When Bon Scott died after a serious drinking binge on February 19, 1980, the smart money said that AC/DC was done. Yes, it was possible for a band to continue on with a new lead singer, but outside of Deep Purple, Genesis, Black Sabbath and a few others to that point, the failures outnumbered the successes.
AC/DC did consider packing it in, but then they met Brian Johnson. He took the new material that the band had already been working on and turned it into–well, the last time I looked, Back in Black, released on July 25, 1980, has sold somewhere in the neighbourhood of 45 million copies.
Loudwire takes a look at one of the greatest albums in rock.
When a popular band loses its singer, it rarely bounces back to reach the level of success it had prior to the lineup shift.

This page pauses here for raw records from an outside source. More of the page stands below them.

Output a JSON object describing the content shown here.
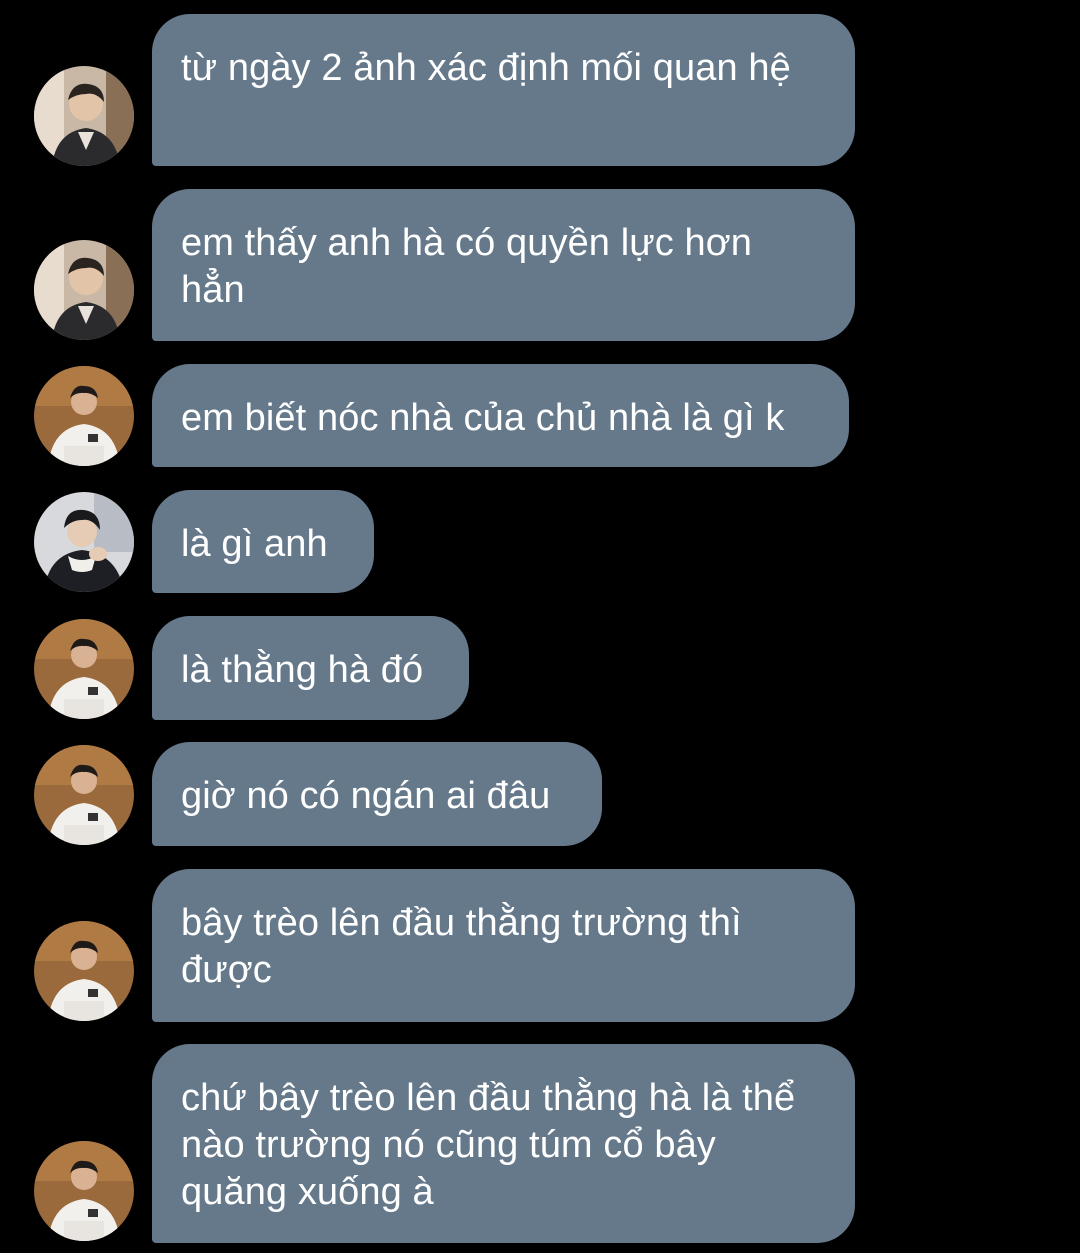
{
  "colors": {
    "background": "#000000",
    "bubble": "#65798b",
    "text": "#ffffff"
  },
  "messages": [
    {
      "sender": "user-a",
      "avatar_icon": "user-avatar-icon",
      "text": "từ ngày 2 ảnh xác định mối quan hệ"
    },
    {
      "sender": "user-a",
      "avatar_icon": "user-avatar-icon",
      "text": "em thấy anh hà có quyền lực hơn hẳn"
    },
    {
      "sender": "user-b",
      "avatar_icon": "user-avatar-icon",
      "text": "em biết nóc nhà của chủ nhà là gì k"
    },
    {
      "sender": "user-c",
      "avatar_icon": "user-avatar-icon",
      "text": "là gì anh"
    },
    {
      "sender": "user-b",
      "avatar_icon": "user-avatar-icon",
      "text": "là thằng hà đó"
    },
    {
      "sender": "user-b",
      "avatar_icon": "user-avatar-icon",
      "text": "giờ nó có ngán ai đâu"
    },
    {
      "sender": "user-b",
      "avatar_icon": "user-avatar-icon",
      "text": "bây trèo lên đầu thằng trường thì được"
    },
    {
      "sender": "user-b",
      "avatar_icon": "user-avatar-icon",
      "text": "chứ bây trèo lên đầu thằng hà là thể nào trường nó cũng túm cổ bây quăng xuống à"
    }
  ]
}
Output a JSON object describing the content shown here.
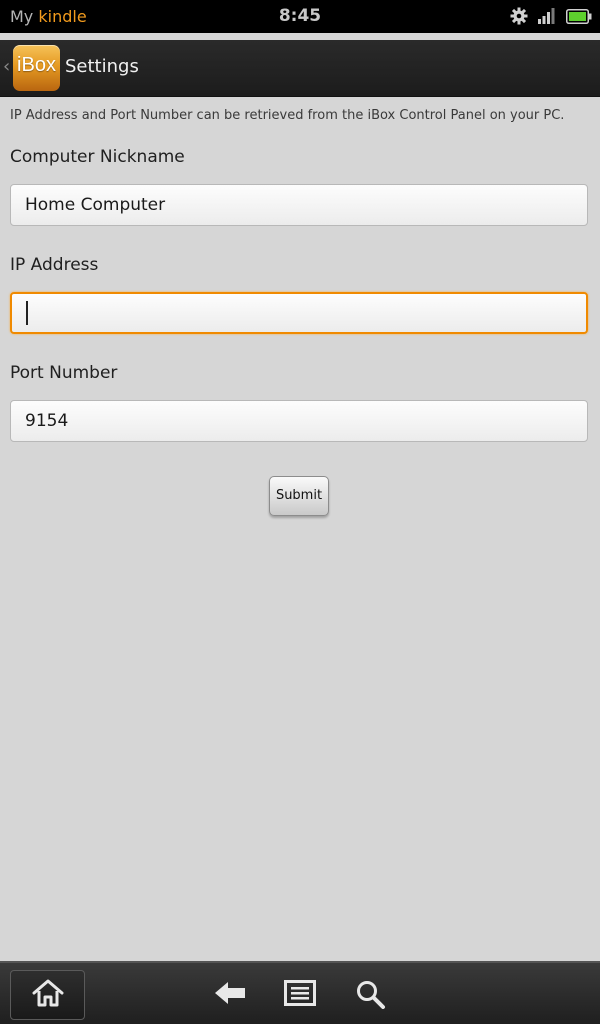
{
  "status_bar": {
    "brand_prefix": "My",
    "brand_name": "kindle",
    "time": "8:45",
    "icons": [
      "gear-icon",
      "signal-icon",
      "battery-icon"
    ]
  },
  "action_bar": {
    "app_logo_text": "iBox",
    "title": "Settings"
  },
  "form": {
    "hint": "IP Address and Port Number can be retrieved from the iBox Control Panel on your PC.",
    "nickname": {
      "label": "Computer Nickname",
      "value": "Home Computer"
    },
    "ip_address": {
      "label": "IP Address",
      "value": ""
    },
    "port": {
      "label": "Port Number",
      "value": "9154"
    },
    "submit_label": "Submit"
  },
  "nav_bar": {
    "icons": [
      "home-icon",
      "back-arrow-icon",
      "menu-icon",
      "search-icon"
    ]
  },
  "colors": {
    "accent": "#f29b1d",
    "focus_border": "#f08a00",
    "background": "#d6d6d6"
  }
}
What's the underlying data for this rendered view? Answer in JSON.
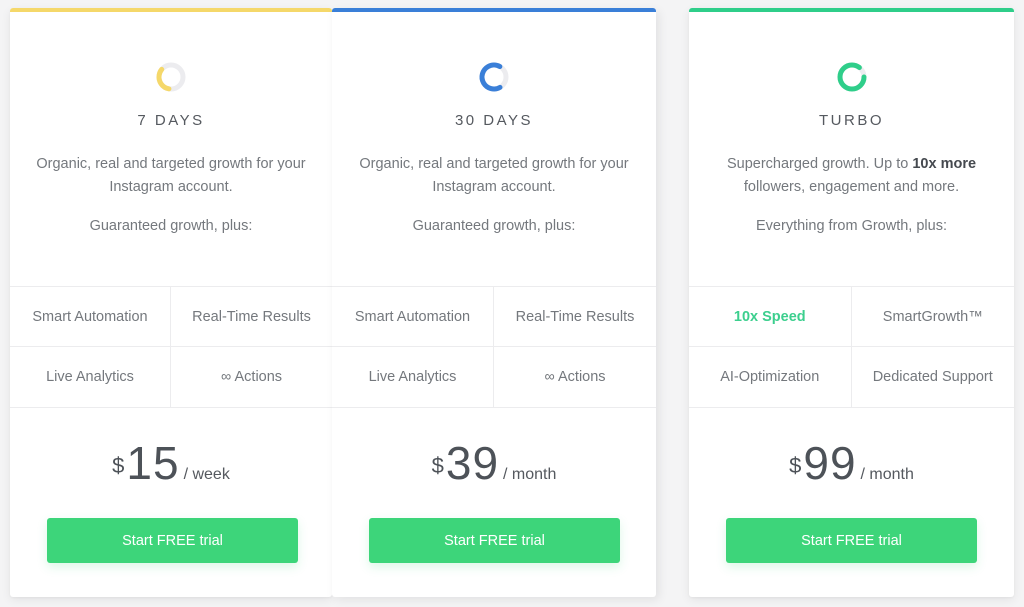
{
  "plans": [
    {
      "name": "7 DAYS",
      "accent_color": "#f5d86a",
      "icon": "donut-progress-icon",
      "icon_progress": 0.33,
      "description": "Organic, real and targeted growth for your Instagram account.",
      "subheading": "Guaranteed growth, plus:",
      "features": [
        "Smart Automation",
        "Real-Time Results",
        "Live Analytics",
        "∞ Actions"
      ],
      "currency": "$",
      "price": "15",
      "period": "/ week",
      "cta_label": "Start FREE trial"
    },
    {
      "name": "30 DAYS",
      "accent_color": "#3a7fd8",
      "icon": "donut-progress-icon",
      "icon_progress": 0.66,
      "description": "Organic, real and targeted growth for your Instagram account.",
      "subheading": "Guaranteed growth, plus:",
      "features": [
        "Smart Automation",
        "Real-Time Results",
        "Live Analytics",
        "∞ Actions"
      ],
      "currency": "$",
      "price": "39",
      "period": "/ month",
      "cta_label": "Start FREE trial"
    },
    {
      "name": "TURBO",
      "accent_color": "#2fce8a",
      "icon": "donut-progress-icon",
      "icon_progress": 0.85,
      "description_plain": "Supercharged growth. Up to ",
      "description_bold": "10x more",
      "description_tail": " followers, engagement and more.",
      "subheading": "Everything from Growth, plus:",
      "features": [
        "10x Speed",
        "SmartGrowth™",
        "AI-Optimization",
        "Dedicated Support"
      ],
      "highlight_feature_index": 0,
      "currency": "$",
      "price": "99",
      "period": "/ month",
      "cta_label": "Start FREE trial"
    }
  ],
  "colors": {
    "cta_green": "#3dd57a",
    "highlight_green": "#3ccf8e",
    "icon_track": "#ececef"
  }
}
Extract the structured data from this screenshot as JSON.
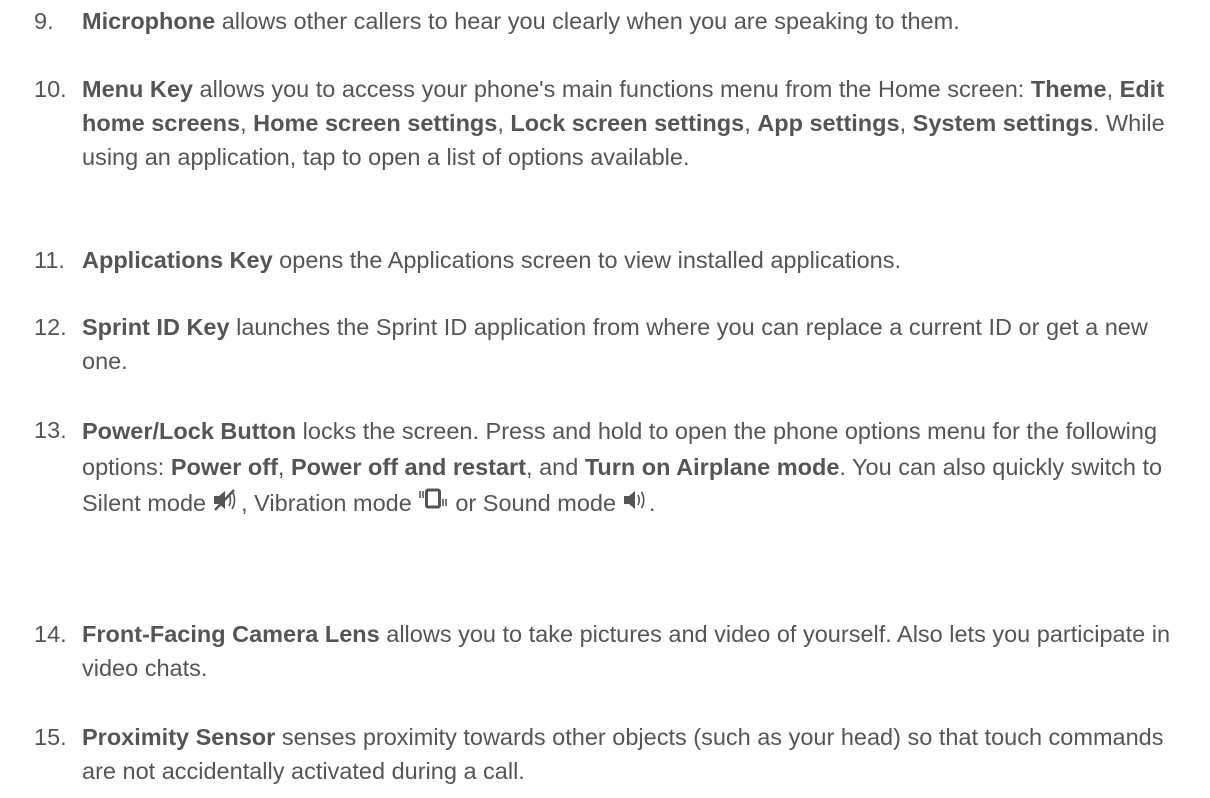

The most remarkable exception to this rule is Australian powerhouse AC/DC, which released the legendary album Back in Black on July 25, 1980.
The album was dedicated to the band’s late vocalist Bon Scott, who died on February 19, 1980, after a night of heavy drinking. Though they were devastated by the death of their friend and briefly considered breaking up, AC/DC decided to carry on with a new singer. Two days after Scott’s funeral, guitarists Angus and Malcolm Young continued working on new riffs. Angus has said that getting right back to work distracted them from the grief. Soon after, they auditioned singers, including Gary Pickford Hopkins, Easybeats vocalist Stevie Wright and Fat Lip’s Allan Fryer.
Ironically, when Geordie vocalist Brian Johnson (whom Mutt Lange referred to the band) was invited to try out, he wasn’t immediately interested.